*** Opening DATASET ***
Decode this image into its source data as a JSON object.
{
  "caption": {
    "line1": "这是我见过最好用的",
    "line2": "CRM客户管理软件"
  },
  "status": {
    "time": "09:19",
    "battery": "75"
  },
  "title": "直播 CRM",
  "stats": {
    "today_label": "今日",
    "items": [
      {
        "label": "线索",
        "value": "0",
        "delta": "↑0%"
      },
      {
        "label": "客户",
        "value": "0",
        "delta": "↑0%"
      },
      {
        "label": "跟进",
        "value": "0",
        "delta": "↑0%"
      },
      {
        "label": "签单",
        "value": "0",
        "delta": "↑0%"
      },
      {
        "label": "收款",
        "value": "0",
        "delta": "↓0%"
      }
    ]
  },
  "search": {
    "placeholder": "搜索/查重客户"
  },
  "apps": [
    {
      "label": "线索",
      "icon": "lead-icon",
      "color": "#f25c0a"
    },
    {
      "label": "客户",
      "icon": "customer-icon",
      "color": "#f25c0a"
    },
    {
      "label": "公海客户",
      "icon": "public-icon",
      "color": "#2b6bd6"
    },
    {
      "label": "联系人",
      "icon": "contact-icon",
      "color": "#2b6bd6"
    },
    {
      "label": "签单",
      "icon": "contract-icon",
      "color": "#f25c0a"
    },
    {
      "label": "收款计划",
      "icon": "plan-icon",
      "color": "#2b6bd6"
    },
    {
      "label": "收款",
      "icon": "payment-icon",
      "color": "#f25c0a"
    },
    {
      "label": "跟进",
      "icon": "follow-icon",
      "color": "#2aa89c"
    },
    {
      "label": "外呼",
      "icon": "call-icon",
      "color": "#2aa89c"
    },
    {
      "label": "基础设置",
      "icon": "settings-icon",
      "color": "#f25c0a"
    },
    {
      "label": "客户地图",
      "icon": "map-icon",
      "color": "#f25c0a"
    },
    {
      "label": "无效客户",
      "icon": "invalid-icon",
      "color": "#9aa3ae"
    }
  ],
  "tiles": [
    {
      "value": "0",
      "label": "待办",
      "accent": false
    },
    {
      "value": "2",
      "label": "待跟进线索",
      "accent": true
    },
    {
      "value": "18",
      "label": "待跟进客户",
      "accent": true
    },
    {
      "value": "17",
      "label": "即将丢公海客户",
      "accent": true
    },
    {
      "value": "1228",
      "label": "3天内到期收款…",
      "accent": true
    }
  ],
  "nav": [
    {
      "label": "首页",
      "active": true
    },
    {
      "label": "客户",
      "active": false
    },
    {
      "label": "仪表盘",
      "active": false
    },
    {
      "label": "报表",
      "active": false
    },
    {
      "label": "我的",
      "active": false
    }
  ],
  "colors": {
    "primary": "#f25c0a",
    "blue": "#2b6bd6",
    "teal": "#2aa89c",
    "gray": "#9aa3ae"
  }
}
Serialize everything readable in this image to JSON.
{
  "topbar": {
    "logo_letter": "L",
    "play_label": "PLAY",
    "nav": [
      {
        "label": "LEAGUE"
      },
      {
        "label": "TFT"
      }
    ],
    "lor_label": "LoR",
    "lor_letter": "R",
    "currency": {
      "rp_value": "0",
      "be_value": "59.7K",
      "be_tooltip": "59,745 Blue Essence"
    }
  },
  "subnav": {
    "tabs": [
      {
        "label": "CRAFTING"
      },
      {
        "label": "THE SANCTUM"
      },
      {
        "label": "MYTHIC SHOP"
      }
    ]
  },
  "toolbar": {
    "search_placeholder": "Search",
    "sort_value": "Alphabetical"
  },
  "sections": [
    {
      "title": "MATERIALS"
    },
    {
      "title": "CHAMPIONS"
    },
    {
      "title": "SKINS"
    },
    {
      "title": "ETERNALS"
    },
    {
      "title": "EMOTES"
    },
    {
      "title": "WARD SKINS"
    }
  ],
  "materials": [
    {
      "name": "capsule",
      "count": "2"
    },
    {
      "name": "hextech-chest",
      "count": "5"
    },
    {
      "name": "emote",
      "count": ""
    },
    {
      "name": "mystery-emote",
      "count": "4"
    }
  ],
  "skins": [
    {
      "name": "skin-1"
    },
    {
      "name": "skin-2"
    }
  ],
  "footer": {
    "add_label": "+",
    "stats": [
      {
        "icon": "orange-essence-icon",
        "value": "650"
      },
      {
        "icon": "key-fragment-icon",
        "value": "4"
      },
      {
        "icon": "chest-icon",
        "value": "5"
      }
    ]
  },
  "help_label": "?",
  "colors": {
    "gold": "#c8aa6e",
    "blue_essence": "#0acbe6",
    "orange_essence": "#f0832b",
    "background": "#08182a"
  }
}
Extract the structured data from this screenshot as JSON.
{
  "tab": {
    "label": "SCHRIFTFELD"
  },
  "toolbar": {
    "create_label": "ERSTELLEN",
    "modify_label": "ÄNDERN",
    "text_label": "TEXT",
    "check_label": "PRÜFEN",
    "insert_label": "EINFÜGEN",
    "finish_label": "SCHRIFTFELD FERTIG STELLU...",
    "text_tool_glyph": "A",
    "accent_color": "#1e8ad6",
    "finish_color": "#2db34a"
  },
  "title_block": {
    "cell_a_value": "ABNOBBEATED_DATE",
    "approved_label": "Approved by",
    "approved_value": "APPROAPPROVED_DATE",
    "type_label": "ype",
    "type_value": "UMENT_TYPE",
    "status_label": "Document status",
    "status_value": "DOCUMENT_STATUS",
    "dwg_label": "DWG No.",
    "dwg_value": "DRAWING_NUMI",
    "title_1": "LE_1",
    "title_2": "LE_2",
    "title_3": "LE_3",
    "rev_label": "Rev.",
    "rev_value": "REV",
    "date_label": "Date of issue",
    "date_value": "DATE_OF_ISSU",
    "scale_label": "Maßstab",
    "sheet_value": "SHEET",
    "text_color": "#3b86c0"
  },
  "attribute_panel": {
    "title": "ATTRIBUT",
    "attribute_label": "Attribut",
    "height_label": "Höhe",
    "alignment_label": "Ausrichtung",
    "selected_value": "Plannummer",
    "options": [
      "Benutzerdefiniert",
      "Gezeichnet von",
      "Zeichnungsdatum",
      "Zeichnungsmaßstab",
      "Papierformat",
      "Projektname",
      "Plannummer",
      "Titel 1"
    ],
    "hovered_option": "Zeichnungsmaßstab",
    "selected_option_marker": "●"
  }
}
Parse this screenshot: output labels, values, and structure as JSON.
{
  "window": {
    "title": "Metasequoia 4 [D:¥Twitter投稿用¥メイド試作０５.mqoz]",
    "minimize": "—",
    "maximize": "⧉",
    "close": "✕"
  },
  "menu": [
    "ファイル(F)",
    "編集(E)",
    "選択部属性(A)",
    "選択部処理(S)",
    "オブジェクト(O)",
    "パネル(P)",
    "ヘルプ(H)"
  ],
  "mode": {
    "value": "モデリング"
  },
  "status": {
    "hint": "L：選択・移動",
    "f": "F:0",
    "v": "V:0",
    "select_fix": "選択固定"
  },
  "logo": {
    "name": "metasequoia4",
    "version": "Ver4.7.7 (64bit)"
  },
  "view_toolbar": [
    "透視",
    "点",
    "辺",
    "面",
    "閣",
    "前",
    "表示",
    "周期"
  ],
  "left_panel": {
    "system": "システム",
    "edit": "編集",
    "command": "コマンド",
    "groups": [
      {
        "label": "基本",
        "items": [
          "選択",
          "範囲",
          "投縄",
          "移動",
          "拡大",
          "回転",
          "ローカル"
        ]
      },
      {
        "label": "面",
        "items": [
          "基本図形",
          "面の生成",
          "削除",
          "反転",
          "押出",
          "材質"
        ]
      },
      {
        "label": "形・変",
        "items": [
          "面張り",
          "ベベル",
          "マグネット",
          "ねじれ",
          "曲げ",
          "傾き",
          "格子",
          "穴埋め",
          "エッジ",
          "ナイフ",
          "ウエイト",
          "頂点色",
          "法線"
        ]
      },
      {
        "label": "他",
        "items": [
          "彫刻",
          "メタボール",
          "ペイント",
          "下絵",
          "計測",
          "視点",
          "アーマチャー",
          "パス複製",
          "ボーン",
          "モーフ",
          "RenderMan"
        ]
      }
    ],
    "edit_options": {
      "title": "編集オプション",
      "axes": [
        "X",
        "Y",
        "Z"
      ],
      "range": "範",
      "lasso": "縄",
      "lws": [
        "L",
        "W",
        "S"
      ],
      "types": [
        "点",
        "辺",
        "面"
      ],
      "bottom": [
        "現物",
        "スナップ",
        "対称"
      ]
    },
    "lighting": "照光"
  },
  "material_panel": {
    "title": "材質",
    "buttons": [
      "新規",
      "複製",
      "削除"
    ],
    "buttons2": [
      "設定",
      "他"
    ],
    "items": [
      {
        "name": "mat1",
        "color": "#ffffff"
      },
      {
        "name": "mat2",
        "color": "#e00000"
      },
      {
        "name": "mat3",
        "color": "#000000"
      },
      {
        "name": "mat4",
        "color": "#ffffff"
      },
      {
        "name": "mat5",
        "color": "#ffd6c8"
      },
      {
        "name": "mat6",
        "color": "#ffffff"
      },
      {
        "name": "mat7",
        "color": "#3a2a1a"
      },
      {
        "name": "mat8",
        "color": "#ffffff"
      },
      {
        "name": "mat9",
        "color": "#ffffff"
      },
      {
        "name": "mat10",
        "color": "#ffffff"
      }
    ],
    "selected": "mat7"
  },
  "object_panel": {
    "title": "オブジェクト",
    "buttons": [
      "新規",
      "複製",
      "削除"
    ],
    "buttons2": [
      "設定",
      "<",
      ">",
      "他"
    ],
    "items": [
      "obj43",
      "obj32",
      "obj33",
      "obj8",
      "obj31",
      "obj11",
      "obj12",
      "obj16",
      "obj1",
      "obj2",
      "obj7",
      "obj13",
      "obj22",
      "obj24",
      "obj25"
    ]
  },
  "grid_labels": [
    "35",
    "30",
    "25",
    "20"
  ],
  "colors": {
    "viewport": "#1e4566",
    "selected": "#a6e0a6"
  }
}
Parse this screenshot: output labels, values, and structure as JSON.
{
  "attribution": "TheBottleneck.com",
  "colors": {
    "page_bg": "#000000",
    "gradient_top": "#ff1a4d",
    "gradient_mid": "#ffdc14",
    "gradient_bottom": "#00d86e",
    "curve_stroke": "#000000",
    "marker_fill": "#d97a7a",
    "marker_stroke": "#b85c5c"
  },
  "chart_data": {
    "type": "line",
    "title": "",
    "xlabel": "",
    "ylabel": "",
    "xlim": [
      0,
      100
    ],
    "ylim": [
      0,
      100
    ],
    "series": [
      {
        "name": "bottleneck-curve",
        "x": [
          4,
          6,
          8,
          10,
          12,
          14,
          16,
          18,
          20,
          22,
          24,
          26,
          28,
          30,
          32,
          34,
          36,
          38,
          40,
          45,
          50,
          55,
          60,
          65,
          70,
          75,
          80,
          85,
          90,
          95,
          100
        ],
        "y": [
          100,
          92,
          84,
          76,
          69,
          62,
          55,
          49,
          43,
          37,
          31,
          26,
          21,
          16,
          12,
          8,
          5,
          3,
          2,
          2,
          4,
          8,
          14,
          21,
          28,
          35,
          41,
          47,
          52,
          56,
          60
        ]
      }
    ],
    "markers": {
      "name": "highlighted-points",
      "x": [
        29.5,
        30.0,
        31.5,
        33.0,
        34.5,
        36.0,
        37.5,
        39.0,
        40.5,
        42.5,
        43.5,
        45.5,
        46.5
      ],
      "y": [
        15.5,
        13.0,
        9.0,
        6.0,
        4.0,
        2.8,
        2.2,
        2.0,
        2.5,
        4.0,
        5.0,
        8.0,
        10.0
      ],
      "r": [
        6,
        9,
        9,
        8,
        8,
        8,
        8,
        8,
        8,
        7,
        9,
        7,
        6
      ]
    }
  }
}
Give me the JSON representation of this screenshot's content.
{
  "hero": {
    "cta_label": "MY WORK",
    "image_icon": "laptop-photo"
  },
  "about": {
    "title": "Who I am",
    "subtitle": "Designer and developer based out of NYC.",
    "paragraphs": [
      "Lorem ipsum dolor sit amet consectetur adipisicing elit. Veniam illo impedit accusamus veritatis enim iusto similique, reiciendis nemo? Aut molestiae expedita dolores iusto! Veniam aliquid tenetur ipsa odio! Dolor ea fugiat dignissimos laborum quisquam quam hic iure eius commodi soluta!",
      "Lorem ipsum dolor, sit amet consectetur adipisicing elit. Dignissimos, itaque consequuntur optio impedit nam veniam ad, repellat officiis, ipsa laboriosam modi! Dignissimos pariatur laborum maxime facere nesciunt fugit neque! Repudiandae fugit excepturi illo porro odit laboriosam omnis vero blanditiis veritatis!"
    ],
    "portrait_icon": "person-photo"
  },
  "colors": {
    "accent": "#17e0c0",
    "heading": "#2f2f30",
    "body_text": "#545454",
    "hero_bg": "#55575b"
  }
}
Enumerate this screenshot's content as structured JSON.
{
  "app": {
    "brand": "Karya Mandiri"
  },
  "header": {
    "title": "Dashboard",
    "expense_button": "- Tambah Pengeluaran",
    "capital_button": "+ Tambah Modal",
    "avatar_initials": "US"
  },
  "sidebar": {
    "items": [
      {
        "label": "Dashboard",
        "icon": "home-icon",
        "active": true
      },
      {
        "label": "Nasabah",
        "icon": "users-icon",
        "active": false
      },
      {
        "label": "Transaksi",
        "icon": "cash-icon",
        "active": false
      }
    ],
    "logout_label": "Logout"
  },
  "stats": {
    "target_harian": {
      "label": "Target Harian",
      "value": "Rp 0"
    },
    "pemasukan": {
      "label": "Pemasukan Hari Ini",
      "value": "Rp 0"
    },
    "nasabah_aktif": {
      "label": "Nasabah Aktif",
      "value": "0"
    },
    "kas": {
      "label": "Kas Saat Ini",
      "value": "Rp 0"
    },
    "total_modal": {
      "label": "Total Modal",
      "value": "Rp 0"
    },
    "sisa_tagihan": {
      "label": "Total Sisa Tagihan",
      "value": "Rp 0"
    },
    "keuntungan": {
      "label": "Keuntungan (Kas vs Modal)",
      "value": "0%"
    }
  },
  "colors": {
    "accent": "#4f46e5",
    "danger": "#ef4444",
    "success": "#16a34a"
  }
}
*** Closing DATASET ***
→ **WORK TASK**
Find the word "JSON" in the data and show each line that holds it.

→ **SOLUTION BELOW**
Decode this image into its source data as a JSON object.
Serialize everything readable in this image to JSON.
Extract the structured data from this screenshot as JSON.
Parse this screenshot: output labels, values, and structure as JSON.
Parse this screenshot: output labels, values, and structure as JSON.
Give me the JSON representation of this screenshot's content.
Enumerate this screenshot's content as structured JSON.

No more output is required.